● Task item:
Down to the last line below, repeat the entries word for word and drop the pictures.

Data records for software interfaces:
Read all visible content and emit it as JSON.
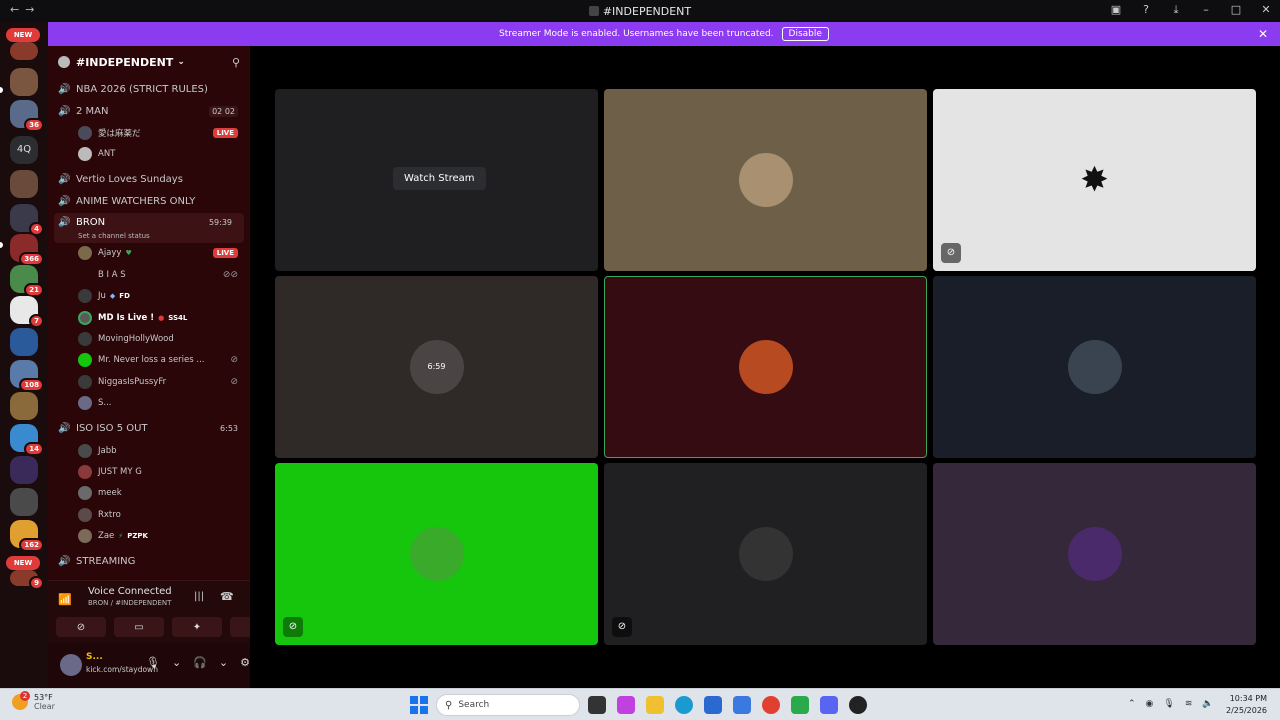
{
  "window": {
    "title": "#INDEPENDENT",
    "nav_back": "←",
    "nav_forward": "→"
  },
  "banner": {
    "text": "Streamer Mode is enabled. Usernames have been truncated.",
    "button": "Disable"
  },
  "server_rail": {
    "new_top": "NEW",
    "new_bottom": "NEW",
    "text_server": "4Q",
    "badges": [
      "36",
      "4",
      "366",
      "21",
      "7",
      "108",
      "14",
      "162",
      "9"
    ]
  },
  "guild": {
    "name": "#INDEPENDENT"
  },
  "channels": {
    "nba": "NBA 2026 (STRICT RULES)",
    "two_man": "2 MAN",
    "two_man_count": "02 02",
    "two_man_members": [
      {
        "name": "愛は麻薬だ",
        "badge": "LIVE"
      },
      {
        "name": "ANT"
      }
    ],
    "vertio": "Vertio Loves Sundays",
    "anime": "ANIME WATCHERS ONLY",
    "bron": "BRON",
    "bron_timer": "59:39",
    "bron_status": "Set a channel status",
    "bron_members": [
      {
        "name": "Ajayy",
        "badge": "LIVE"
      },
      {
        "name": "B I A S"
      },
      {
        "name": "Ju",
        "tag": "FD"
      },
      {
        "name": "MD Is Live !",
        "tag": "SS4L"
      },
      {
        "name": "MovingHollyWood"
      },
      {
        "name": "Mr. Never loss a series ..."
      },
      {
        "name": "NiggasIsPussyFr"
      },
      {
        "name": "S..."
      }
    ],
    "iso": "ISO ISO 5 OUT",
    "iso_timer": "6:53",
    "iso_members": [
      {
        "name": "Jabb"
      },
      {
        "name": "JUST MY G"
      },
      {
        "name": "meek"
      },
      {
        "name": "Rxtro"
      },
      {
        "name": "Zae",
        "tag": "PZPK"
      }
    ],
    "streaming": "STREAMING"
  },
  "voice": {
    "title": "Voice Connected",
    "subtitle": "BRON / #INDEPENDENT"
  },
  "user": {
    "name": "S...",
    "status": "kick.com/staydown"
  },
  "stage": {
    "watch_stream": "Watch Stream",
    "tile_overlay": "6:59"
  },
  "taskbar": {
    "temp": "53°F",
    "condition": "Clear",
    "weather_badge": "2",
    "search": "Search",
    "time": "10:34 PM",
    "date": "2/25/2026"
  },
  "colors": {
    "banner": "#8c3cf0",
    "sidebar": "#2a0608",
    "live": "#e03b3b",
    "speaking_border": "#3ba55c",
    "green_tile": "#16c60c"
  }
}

● Output for this task:
Read all visible content and emit it as JSON.
{
  "window": {
    "title": "#INDEPENDENT",
    "nav_back": "←",
    "nav_forward": "→"
  },
  "banner": {
    "text": "Streamer Mode is enabled. Usernames have been truncated.",
    "button": "Disable"
  },
  "server_rail": {
    "new_top": "NEW",
    "new_bottom": "NEW",
    "text_server": "4Q",
    "badges": [
      "36",
      "4",
      "366",
      "21",
      "7",
      "108",
      "14",
      "162",
      "9"
    ]
  },
  "guild": {
    "name": "#INDEPENDENT"
  },
  "channels": {
    "nba": "NBA 2026 (STRICT RULES)",
    "two_man": "2 MAN",
    "two_man_count": "02 02",
    "two_man_members": [
      {
        "name": "愛は麻薬だ",
        "badge": "LIVE"
      },
      {
        "name": "ANT"
      }
    ],
    "vertio": "Vertio Loves Sundays",
    "anime": "ANIME WATCHERS ONLY",
    "bron": "BRON",
    "bron_timer": "59:39",
    "bron_status": "Set a channel status",
    "bron_members": [
      {
        "name": "Ajayy",
        "badge": "LIVE"
      },
      {
        "name": "B I A S"
      },
      {
        "name": "Ju",
        "tag": "FD"
      },
      {
        "name": "MD Is Live !",
        "tag": "SS4L"
      },
      {
        "name": "MovingHollyWood"
      },
      {
        "name": "Mr. Never loss a series ..."
      },
      {
        "name": "NiggasIsPussyFr"
      },
      {
        "name": "S..."
      }
    ],
    "iso": "ISO ISO 5 OUT",
    "iso_timer": "6:53",
    "iso_members": [
      {
        "name": "Jabb"
      },
      {
        "name": "JUST MY G"
      },
      {
        "name": "meek"
      },
      {
        "name": "Rxtro"
      },
      {
        "name": "Zae",
        "tag": "PZPK"
      }
    ],
    "streaming": "STREAMING"
  },
  "voice": {
    "title": "Voice Connected",
    "subtitle": "BRON / #INDEPENDENT"
  },
  "user": {
    "name": "S...",
    "status": "kick.com/staydown"
  },
  "stage": {
    "watch_stream": "Watch Stream",
    "tile_overlay": "6:59"
  },
  "taskbar": {
    "temp": "53°F",
    "condition": "Clear",
    "weather_badge": "2",
    "search": "Search",
    "time": "10:34 PM",
    "date": "2/25/2026"
  },
  "colors": {
    "banner": "#8c3cf0",
    "sidebar": "#2a0608",
    "live": "#e03b3b",
    "speaking_border": "#3ba55c",
    "green_tile": "#16c60c"
  }
}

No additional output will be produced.